··· Input records ···
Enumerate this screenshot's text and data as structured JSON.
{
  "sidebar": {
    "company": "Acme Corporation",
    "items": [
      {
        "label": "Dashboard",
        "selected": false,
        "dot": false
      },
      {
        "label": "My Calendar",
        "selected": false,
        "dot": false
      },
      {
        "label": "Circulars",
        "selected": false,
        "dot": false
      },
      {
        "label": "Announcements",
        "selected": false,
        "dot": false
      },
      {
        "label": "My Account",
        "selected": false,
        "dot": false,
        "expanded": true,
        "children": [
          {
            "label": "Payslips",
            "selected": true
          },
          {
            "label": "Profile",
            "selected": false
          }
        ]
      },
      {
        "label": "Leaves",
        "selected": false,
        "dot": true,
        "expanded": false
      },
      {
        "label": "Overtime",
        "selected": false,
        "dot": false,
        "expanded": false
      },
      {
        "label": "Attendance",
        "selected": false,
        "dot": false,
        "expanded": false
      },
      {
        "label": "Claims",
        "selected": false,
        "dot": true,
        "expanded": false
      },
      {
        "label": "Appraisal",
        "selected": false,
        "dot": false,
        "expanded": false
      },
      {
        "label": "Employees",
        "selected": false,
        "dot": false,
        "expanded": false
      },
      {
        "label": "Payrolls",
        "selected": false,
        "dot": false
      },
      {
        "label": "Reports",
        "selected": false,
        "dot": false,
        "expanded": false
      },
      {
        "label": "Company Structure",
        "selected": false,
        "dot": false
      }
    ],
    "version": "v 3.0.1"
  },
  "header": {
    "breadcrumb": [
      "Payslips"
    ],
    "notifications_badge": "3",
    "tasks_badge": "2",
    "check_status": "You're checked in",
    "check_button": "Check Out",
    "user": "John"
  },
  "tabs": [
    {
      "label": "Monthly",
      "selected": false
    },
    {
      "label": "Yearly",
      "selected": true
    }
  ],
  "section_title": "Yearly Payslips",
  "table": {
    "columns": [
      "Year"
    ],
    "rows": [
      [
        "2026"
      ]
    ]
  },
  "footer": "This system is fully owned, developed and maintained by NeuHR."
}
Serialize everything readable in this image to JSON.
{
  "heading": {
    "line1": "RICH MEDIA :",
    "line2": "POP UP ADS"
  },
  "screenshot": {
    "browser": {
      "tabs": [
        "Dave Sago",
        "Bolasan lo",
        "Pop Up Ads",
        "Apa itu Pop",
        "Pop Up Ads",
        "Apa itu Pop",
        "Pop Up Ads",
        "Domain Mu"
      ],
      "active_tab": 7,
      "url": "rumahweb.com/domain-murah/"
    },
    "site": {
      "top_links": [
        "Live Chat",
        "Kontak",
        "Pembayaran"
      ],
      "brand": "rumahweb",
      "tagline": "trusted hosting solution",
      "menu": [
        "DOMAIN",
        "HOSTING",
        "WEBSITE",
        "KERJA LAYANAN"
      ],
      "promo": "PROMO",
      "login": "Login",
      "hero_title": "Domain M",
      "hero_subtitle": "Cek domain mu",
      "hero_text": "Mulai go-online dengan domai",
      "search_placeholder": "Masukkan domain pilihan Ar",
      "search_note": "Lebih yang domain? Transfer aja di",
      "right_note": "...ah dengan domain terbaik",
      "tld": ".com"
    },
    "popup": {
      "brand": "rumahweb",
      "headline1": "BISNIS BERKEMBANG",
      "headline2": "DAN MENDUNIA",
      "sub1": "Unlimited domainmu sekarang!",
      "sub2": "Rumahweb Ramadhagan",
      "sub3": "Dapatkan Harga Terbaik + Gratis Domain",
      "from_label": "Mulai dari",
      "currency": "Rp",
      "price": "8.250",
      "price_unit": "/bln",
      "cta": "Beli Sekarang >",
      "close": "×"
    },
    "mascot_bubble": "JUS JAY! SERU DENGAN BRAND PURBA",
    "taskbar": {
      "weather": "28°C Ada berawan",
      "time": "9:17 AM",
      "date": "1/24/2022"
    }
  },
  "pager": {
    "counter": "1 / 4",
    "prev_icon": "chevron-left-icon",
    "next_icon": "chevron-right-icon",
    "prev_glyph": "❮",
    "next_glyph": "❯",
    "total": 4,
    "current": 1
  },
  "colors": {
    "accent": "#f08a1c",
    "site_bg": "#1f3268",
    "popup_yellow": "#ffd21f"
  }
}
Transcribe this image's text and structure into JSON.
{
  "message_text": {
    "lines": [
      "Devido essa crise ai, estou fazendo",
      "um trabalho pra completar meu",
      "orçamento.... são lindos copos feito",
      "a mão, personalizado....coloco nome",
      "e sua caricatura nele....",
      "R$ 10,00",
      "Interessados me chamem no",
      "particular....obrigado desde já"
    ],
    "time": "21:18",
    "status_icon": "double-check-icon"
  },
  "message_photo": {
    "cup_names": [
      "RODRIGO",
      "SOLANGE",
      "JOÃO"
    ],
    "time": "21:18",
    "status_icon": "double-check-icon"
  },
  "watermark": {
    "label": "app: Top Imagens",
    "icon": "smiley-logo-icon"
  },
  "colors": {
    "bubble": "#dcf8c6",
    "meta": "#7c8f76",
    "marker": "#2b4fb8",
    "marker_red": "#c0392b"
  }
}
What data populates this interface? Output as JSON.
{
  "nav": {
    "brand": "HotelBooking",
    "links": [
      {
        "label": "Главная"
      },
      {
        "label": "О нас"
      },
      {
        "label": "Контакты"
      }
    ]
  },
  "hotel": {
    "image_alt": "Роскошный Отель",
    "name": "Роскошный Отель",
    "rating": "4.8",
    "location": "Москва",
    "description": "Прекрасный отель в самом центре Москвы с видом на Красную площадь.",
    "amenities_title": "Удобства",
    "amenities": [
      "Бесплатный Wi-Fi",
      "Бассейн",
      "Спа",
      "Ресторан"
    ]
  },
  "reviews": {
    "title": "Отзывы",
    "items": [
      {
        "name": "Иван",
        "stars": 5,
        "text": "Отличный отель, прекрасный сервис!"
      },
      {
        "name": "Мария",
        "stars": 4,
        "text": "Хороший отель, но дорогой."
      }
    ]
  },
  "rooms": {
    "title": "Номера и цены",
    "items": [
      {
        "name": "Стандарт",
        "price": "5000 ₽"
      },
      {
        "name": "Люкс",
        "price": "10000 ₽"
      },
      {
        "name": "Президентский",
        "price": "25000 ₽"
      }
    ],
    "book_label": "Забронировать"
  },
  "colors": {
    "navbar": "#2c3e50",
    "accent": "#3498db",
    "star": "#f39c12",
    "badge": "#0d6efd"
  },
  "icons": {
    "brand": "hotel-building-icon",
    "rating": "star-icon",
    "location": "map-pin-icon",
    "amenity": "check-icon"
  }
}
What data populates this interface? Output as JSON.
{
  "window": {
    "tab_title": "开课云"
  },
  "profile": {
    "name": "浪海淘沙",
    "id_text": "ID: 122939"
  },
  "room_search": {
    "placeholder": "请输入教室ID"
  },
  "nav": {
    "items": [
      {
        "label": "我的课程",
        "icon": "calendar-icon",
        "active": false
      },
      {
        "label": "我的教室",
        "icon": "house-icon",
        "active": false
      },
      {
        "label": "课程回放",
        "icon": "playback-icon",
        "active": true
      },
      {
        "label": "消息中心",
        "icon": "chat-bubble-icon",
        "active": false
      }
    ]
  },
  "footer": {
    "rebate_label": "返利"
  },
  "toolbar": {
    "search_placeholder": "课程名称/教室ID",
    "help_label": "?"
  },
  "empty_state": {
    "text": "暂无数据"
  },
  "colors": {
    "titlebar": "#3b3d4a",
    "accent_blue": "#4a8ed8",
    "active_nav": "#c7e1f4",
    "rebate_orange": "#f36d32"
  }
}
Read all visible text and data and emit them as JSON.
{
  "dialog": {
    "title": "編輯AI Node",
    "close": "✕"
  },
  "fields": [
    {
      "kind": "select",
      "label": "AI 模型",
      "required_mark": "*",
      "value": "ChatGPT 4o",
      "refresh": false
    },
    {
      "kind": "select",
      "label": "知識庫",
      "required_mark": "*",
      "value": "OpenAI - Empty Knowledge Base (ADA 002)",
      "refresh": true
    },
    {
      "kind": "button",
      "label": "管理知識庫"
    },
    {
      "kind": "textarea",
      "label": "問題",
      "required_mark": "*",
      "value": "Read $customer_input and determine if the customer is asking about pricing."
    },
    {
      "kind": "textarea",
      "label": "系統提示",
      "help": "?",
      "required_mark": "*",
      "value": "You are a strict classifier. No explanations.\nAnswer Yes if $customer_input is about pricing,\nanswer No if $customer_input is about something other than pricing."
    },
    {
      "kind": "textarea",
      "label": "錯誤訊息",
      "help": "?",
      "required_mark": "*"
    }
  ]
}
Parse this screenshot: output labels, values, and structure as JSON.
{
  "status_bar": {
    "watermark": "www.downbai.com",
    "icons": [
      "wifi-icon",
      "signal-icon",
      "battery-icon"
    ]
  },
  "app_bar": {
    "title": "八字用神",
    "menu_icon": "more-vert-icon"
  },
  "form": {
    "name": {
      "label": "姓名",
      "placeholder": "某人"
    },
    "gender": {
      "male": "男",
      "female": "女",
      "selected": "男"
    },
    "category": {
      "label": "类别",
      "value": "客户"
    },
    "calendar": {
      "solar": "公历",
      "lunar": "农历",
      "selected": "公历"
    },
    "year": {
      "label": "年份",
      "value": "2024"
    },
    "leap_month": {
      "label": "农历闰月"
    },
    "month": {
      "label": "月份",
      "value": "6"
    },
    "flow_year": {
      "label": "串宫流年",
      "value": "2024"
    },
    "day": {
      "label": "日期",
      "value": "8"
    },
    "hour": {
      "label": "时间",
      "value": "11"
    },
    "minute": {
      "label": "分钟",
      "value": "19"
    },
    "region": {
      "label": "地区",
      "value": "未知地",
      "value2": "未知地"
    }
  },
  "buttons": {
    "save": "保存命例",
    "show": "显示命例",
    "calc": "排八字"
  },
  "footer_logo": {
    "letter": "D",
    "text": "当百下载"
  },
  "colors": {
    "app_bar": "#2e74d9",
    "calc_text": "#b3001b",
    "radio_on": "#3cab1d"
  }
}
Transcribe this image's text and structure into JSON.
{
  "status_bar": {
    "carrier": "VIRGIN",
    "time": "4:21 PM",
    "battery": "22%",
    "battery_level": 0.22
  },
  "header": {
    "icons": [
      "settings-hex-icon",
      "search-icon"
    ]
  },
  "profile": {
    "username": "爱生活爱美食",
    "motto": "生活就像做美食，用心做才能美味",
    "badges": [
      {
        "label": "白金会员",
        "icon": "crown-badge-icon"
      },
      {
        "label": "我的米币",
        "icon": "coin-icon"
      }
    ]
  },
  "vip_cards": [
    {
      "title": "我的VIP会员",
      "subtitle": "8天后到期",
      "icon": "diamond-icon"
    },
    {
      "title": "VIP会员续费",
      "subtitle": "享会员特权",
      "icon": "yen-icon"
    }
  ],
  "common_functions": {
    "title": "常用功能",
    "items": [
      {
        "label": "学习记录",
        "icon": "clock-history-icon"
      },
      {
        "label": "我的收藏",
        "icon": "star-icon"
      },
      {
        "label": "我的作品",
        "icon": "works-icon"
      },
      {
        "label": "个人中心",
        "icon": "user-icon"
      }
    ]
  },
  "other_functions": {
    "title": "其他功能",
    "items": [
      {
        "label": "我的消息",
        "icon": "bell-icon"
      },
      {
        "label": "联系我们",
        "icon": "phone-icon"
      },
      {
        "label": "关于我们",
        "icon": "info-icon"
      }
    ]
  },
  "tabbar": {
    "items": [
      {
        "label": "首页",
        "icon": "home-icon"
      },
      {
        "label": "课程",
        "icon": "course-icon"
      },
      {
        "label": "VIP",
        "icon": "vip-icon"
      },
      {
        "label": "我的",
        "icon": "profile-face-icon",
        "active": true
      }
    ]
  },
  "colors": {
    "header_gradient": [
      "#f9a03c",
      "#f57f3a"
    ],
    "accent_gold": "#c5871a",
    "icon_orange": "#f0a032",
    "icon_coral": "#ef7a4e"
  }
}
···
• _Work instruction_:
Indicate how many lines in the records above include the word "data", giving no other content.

• _Response area_:
4